» **Exercise details**: Should a line below contain the word "kitaba", report it.

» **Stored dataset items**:
------------------------------------------------
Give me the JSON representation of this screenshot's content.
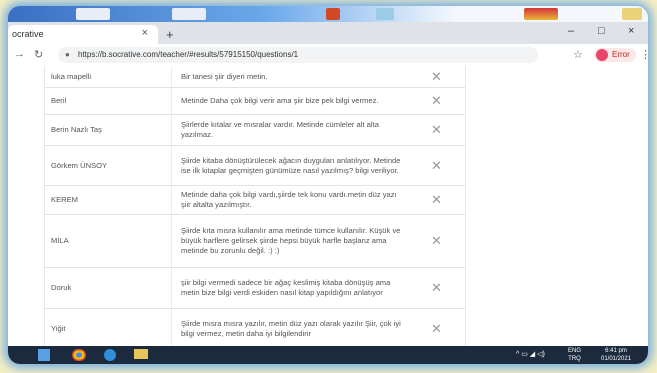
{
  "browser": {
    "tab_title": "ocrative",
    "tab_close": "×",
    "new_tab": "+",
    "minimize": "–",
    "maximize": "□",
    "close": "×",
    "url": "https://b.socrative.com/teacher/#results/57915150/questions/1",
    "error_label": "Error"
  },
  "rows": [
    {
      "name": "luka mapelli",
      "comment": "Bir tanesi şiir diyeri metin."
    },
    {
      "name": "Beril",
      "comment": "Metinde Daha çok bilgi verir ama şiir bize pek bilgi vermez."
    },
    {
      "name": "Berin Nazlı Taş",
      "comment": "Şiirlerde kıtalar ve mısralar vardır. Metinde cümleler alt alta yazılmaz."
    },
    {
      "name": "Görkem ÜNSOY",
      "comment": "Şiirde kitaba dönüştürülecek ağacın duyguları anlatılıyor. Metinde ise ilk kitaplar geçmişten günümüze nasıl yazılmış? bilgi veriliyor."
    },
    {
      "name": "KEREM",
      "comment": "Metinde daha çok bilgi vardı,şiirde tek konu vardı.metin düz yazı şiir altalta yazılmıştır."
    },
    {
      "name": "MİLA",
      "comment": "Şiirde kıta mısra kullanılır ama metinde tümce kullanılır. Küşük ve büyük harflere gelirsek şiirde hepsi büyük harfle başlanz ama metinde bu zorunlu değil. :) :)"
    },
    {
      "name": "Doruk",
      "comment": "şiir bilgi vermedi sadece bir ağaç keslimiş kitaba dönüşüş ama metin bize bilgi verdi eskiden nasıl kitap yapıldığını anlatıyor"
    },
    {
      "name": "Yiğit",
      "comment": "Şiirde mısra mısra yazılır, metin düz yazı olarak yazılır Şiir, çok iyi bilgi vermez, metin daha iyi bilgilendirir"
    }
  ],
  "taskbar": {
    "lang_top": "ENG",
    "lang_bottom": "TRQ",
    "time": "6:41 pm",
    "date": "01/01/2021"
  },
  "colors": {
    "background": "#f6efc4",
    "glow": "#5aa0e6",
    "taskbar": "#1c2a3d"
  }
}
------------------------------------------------
» **Written answer**:
      "comment": "Şiirde kitaba dönüştürülecek ağacın duyguları anlatılıyor. Metinde ise ilk kitaplar geçmişten günümüze nasıl yazılmış? bilgi veriliyor."
      "comment": "şiir bilgi vermedi sadece bir ağaç keslimiş kitaba dönüşüş ama metin bize bilgi verdi eskiden nasıl kitap yapıldığını anlatıyor"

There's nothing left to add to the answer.